Faced with the danger of these Western ideas, the CCP wants to use traditional Chinese culture as a shield to prevent the intrusion of liberalism and individualism. Appealing to traditional conservative values is a common practice to combat the influence of Western ideas in the world. In Russia, Putin champions traditional Russian Orthodox values, such as opposition to homosexuality and support for the traditional family structure. Presenting himself as the defender of traditional Russian values, Putin rejects Western liberalism as “degradation and primitivism” which leads to “a moral crisis in the West”. Iran’s supreme ruler also appeals to traditional Islamic culture to combat Western ideas, seen as a source of social corruption that endangers the Islamic revolution.

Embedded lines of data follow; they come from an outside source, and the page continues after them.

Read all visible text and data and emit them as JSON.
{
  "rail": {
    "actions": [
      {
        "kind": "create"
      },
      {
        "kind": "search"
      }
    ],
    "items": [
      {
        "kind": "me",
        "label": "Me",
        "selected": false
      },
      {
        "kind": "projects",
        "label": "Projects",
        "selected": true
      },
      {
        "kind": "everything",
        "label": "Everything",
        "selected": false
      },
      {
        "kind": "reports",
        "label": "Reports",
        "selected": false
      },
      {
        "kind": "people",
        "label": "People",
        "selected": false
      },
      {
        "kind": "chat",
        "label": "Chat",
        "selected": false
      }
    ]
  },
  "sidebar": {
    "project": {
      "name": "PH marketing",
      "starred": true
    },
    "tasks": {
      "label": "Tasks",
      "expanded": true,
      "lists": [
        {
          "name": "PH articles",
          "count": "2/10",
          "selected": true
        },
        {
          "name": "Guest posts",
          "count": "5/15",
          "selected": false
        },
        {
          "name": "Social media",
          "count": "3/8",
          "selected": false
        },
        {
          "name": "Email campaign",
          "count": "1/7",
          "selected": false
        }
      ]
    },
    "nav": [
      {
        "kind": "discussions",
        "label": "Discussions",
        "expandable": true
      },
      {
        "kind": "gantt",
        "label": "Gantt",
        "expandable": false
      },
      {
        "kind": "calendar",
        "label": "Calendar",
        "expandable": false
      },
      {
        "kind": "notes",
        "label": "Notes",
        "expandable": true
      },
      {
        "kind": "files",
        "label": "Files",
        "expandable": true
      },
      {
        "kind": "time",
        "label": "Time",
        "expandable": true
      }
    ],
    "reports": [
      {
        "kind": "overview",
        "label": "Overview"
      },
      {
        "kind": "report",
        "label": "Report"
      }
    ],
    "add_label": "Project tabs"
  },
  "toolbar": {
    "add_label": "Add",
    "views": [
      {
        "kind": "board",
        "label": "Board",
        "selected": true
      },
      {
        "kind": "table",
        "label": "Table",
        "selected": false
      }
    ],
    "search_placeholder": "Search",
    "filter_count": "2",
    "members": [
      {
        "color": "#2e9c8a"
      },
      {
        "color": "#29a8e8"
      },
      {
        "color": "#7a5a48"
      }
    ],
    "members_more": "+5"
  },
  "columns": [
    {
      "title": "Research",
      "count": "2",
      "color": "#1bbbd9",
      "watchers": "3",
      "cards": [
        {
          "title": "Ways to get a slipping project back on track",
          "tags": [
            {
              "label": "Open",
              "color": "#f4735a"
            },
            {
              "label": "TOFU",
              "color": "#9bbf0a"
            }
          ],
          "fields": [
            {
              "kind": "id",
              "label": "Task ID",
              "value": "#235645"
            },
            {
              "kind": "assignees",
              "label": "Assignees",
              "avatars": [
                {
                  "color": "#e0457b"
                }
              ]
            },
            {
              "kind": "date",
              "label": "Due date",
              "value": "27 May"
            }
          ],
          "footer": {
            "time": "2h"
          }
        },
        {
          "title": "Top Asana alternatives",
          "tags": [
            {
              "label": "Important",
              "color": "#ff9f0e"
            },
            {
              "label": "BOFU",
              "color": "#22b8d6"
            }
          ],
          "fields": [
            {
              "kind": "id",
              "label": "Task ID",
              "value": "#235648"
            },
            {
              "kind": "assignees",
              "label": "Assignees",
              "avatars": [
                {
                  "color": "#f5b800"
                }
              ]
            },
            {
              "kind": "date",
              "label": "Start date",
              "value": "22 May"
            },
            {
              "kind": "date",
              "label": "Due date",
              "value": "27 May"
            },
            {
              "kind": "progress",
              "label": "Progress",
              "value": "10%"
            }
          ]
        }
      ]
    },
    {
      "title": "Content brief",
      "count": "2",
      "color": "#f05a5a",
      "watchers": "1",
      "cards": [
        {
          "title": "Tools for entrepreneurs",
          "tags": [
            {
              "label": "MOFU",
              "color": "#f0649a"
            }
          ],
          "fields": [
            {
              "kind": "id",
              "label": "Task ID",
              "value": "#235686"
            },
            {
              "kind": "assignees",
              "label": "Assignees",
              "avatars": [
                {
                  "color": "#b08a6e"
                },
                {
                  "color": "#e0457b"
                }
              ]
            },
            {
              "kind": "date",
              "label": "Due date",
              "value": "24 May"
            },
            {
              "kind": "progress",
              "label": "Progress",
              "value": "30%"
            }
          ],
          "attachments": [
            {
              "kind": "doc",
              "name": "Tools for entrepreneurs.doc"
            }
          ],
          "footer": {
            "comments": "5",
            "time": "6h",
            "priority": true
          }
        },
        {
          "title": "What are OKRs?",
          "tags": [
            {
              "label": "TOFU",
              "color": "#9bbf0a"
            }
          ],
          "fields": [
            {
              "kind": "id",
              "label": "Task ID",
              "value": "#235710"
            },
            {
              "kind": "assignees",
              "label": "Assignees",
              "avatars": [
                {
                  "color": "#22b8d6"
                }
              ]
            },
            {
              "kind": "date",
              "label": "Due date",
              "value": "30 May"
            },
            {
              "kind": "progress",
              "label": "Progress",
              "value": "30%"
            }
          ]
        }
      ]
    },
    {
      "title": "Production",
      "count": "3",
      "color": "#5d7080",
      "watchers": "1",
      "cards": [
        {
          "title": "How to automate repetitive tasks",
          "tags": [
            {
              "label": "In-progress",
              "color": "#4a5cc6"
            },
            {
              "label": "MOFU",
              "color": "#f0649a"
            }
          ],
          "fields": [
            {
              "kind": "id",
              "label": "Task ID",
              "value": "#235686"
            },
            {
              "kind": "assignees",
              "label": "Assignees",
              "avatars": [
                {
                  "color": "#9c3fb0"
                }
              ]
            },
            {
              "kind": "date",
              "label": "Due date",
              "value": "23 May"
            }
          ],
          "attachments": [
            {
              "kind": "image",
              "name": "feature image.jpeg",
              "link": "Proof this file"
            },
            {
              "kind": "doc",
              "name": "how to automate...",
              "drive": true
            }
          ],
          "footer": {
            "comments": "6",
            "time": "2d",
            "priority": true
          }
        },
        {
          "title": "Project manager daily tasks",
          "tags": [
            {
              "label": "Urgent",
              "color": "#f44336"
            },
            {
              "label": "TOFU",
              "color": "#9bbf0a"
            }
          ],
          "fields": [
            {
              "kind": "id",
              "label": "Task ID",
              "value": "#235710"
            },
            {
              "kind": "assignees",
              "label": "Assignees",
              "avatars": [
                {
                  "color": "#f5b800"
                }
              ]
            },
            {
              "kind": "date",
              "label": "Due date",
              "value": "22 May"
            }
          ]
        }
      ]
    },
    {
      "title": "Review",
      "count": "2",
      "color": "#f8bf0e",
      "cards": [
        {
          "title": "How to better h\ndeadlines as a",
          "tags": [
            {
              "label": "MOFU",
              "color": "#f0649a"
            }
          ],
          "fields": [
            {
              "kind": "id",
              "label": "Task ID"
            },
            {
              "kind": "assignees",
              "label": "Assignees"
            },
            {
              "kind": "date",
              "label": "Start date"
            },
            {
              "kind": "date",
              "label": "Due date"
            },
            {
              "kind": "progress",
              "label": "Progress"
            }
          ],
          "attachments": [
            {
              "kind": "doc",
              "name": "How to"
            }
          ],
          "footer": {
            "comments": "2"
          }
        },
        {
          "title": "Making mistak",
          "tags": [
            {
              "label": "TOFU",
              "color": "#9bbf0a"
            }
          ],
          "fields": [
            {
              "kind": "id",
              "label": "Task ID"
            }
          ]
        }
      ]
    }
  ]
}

Confucianism strictly regulates the relationship between the state and individuals and between individuals themselves through the three basic bonds of ruler and subject, parent and offspring, and husband and wife. The three core obligations emphasize the importance of maintaining social hierarchy and protecting authoritarian rule. Confucianism also established model behaviors through the Five Constant Virtues: benevolence (ren 仁), righteousness (you 义), property (li 礼), wisdom (zhi 智), and reliability (xin 信). Thus, Confucianism establishes boundaries for individual behavior; all individuals are expected to fulfill their role in society. People who do not respect these social duties are called aberrant and subject to enormous social pressure. The pressure to fit in creates a strong collectivist value, which can serve as a natural barrier to individualism.
However, the emphasis on traditional Chinese culture will exacerbate the fundamental problem of the Chinese political system. Joseph Fewsmith identifies a major challenge for the Chinese government: the tension between the CCP’s unified political leadership and the increasingly diverse society in China. Economic development causes the rise of different interests in different social groups, which leads to a pluralized society. However, traditional Chinese culture does not solve this problem. Rather than accommodating diversity, it reinforces a unitary system of moral values and compels everyone to conform to them. Thus, it reduces political inclusiveness and diminishes the government’s ability to respond to growing popular demands. Promoting and even imposing a single moral belief will inevitably alienate a significant portion of society.
Moreover, the rise of individualism and liberalism is a natural result of economic growth. Increasing socio-economic development, including higher incomes, more education, urbanization, and a shift toward white-collar jobs, has led to a global increase in individualism since 1960. Blame Solely the Western infiltration ignores this global trend. Individualism and liberalism can also serve as important sources of creative destruction, leading to intensive growth. Removing them and stigmatizing them could stifle innovation and economic development.